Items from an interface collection

^^^^^^^^

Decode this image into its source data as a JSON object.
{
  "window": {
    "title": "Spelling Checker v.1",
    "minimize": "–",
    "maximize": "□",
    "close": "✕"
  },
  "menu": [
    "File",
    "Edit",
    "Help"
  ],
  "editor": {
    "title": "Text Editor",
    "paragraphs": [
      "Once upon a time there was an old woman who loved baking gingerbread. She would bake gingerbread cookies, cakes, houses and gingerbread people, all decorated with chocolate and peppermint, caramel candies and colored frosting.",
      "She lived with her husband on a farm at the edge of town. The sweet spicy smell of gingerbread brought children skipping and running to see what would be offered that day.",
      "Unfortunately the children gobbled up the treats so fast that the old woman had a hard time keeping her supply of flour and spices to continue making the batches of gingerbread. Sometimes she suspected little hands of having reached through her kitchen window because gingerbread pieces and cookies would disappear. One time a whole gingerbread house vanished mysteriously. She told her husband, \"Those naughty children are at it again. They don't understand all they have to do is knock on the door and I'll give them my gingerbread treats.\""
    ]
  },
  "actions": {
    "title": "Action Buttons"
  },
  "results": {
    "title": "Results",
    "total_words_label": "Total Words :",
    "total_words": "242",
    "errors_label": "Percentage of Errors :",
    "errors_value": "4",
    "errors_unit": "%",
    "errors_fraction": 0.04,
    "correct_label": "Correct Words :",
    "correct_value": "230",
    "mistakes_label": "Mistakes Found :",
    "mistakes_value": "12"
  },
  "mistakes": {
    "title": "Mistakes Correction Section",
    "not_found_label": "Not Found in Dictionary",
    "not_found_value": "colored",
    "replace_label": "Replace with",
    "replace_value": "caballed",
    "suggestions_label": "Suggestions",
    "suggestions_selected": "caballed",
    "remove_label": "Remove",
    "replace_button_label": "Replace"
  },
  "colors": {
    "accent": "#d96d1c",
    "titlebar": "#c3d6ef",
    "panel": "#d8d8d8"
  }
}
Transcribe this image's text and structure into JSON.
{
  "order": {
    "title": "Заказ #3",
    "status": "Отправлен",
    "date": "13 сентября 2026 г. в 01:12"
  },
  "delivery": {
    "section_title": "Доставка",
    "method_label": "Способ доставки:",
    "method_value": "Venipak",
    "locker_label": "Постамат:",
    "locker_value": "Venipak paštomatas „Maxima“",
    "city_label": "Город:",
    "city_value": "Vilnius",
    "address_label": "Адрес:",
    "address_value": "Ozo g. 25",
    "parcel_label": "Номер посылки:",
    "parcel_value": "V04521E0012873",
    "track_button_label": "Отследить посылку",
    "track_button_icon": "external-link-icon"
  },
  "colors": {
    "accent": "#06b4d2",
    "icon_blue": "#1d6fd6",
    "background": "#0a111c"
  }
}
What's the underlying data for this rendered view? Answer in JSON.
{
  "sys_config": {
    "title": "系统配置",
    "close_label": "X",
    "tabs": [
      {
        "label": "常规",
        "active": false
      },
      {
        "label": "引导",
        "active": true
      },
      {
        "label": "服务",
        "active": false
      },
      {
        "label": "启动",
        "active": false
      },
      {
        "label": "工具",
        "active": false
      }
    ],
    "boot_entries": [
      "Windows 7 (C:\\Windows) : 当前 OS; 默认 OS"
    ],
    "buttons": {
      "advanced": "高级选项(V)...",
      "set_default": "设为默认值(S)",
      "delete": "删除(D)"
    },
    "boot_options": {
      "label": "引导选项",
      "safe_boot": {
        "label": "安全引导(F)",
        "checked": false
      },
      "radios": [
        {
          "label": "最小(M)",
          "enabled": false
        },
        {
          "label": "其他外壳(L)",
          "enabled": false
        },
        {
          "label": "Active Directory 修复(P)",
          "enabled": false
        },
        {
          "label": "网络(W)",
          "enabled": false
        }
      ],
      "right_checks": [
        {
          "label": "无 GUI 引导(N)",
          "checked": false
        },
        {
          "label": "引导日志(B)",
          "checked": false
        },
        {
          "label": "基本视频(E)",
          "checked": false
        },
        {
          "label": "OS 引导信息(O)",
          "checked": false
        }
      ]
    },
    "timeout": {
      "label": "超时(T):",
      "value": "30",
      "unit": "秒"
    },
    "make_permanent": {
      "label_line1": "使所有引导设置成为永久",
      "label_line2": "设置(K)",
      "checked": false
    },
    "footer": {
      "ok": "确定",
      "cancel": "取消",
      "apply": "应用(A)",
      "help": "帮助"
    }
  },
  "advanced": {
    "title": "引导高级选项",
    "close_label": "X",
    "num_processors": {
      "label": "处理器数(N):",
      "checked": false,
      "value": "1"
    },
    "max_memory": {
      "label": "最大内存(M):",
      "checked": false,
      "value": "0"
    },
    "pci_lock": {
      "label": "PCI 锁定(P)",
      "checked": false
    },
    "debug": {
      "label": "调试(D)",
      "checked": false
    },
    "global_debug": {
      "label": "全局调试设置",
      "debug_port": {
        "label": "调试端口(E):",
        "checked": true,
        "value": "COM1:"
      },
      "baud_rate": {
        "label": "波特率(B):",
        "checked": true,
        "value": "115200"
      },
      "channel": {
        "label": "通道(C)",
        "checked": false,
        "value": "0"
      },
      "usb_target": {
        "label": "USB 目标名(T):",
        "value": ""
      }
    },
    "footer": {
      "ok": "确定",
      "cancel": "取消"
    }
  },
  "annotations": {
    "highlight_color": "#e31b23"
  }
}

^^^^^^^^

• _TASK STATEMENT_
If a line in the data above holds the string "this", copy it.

• _SOLUTION_
Decode this image into its source data as a JSON object.
Transcribe this image's text and structure into JSON.
What's the underlying data for this rendered view? Answer in JSON.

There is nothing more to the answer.